Founded in 2004 and celebrating its 10th anniversary this year, the D4D program has supported more than 30 drivers in the NASCAR Whelen All-American Series and NASCAR K&N Pro Series East. Its sole purpose is to provide minority and female drivers the opportunity to compete with a NASCAR team. They're succeeding admirably.
This past November, NASCAR received the 2013 Diversity and Inclusion Award for "its efforts in fostering diversity throughout the sport." In the days that followed the award ceremony, Larson became the first Asian-American driver to win the Sunoco Rookie of the Year award in any of the NASCAR national series. At the seventh annual Diversity Luncheon at Daytona International Speedway, Larson was honored in February 2014 with the Ignition Award, which recognized his push to join the Cup Series following his Nationwide debut in 2012. Larson and seven other recipients were honored at the luncheon.
Marcus Jadotte, who has recently resigned his position as NASCAR vice president of public affairs and multicultural development, said, "Award recipients acknowledged [at the luncheon] help us embrace the unprecedented opportunities women and diverse individuals are presented with across all disciplines in our industry. We are grateful for the contributions that these individuals and partners are making to our sport."

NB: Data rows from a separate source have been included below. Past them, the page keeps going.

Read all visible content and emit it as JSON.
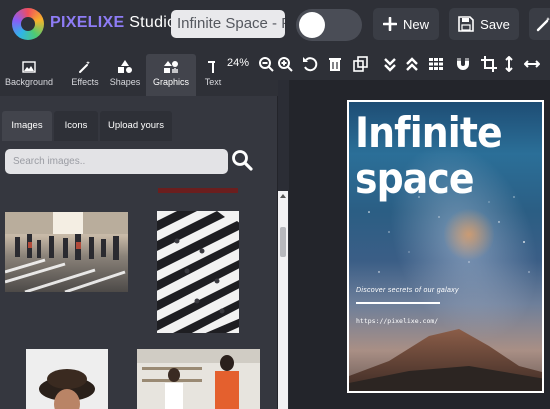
{
  "app": {
    "brand_name": "PIXELIXE",
    "brand_suffix": "Studio",
    "document_title": "Infinite Space - P",
    "accent": "#8e7cf6"
  },
  "topbar": {
    "new_label": "New",
    "save_label": "Save",
    "new_icon": "plus-icon",
    "save_icon": "floppy-disk-icon",
    "magic_icon": "magic-wand-icon"
  },
  "panel_tabs": [
    {
      "label": "Background",
      "icon": "image-icon"
    },
    {
      "label": "Effects",
      "icon": "magic-wand-icon"
    },
    {
      "label": "Shapes",
      "icon": "shapes-icon"
    },
    {
      "label": "Graphics",
      "icon": "graphics-icon",
      "active": true
    },
    {
      "label": "Text",
      "icon": "text-icon"
    }
  ],
  "graphics_tabs": [
    {
      "label": "Images",
      "active": true
    },
    {
      "label": "Icons"
    },
    {
      "label": "Upload yours"
    }
  ],
  "search": {
    "placeholder": "Search images.."
  },
  "toolbar": {
    "zoom": "24%"
  },
  "poster": {
    "title_line1": "Infinite",
    "title_line2": "space",
    "subtitle": "Discover secrets of our galaxy",
    "url": "https://pixelixe.com/"
  }
}
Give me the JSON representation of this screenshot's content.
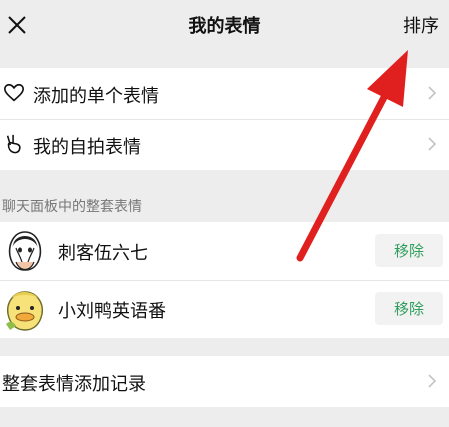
{
  "header": {
    "title": "我的表情",
    "sort_label": "排序"
  },
  "top_list": {
    "items": [
      {
        "label": "添加的单个表情",
        "icon": "heart-outline-icon"
      },
      {
        "label": "我的自拍表情",
        "icon": "victory-hand-icon"
      }
    ]
  },
  "sets": {
    "section_label": "聊天面板中的整套表情",
    "items": [
      {
        "name": "刺客伍六七",
        "action_label": "移除",
        "icon": "assassin-avatar"
      },
      {
        "name": "小刘鸭英语番",
        "action_label": "移除",
        "icon": "duck-avatar"
      }
    ]
  },
  "history": {
    "label": "整套表情添加记录"
  },
  "colors": {
    "background": "#ededed",
    "card": "#ffffff",
    "accent_green": "#2e9e5b",
    "annotation_red": "#e0201e"
  }
}
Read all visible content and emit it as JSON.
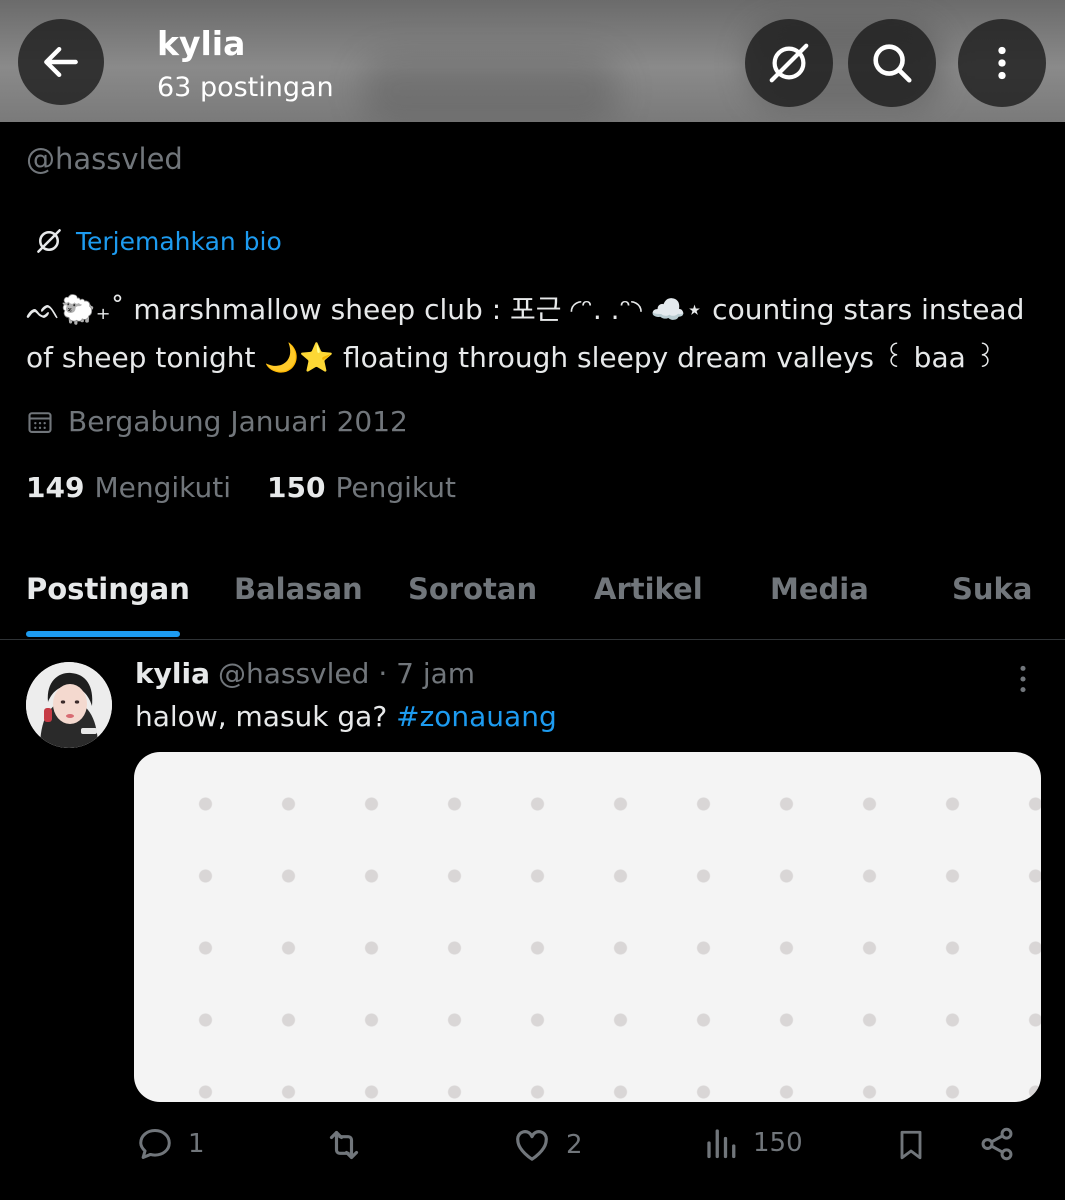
{
  "header": {
    "title": "kylia",
    "subtitle": "63 postingan"
  },
  "profile": {
    "handle": "@hassvled",
    "translate_label": "Terjemahkan bio",
    "bio": "ᨒ🐑₊˚ marshmallow sheep club : 포근 ◜ᵔ. .ᵔ◝ ☁️⋆ counting stars instead of sheep tonight 🌙⭐ floating through sleepy dream valleys ꒰ baa ꒱",
    "joined": "Bergabung Januari 2012",
    "following_count": "149",
    "following_label": "Mengikuti",
    "followers_count": "150",
    "followers_label": "Pengikut"
  },
  "tabs": [
    {
      "label": "Postingan",
      "active": true
    },
    {
      "label": "Balasan",
      "active": false
    },
    {
      "label": "Sorotan",
      "active": false
    },
    {
      "label": "Artikel",
      "active": false
    },
    {
      "label": "Media",
      "active": false
    },
    {
      "label": "Suka",
      "active": false
    }
  ],
  "post": {
    "name": "kylia",
    "handle": "@hassvled",
    "separator": "·",
    "time": "7 jam",
    "text": "halow, masuk ga?",
    "hashtag": "#zonauang",
    "replies": "1",
    "reposts": "",
    "likes": "2",
    "views": "150"
  },
  "colors": {
    "accent": "#1d9bf0",
    "background": "#000000",
    "muted": "#71767b",
    "text": "#e7e9ea"
  },
  "icons": [
    "back-arrow-icon",
    "translate-icon",
    "search-icon",
    "more-vertical-icon",
    "calendar-icon",
    "reply-icon",
    "repost-icon",
    "like-icon",
    "views-icon",
    "bookmark-icon",
    "share-icon"
  ]
}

Jadotte will continue to serve as a consultant to NASCAR as the organization continues to expand its diversity and multicultural initiatives. Of the work accomplished under his direction, Jadotte asserts, "I am proud of the progress we made and know the stage has been set for much more." The program will continue under the direction of Steve O'Donnell, NASCAR executive vice president of racing operations.
The current D4D class includes drivers from 14 different states and Mexico. The program seeks "marketable minority and female drivers with racing experience at the grassroots level." For more information or to apply to the D4D, visit www.nascardiversity.com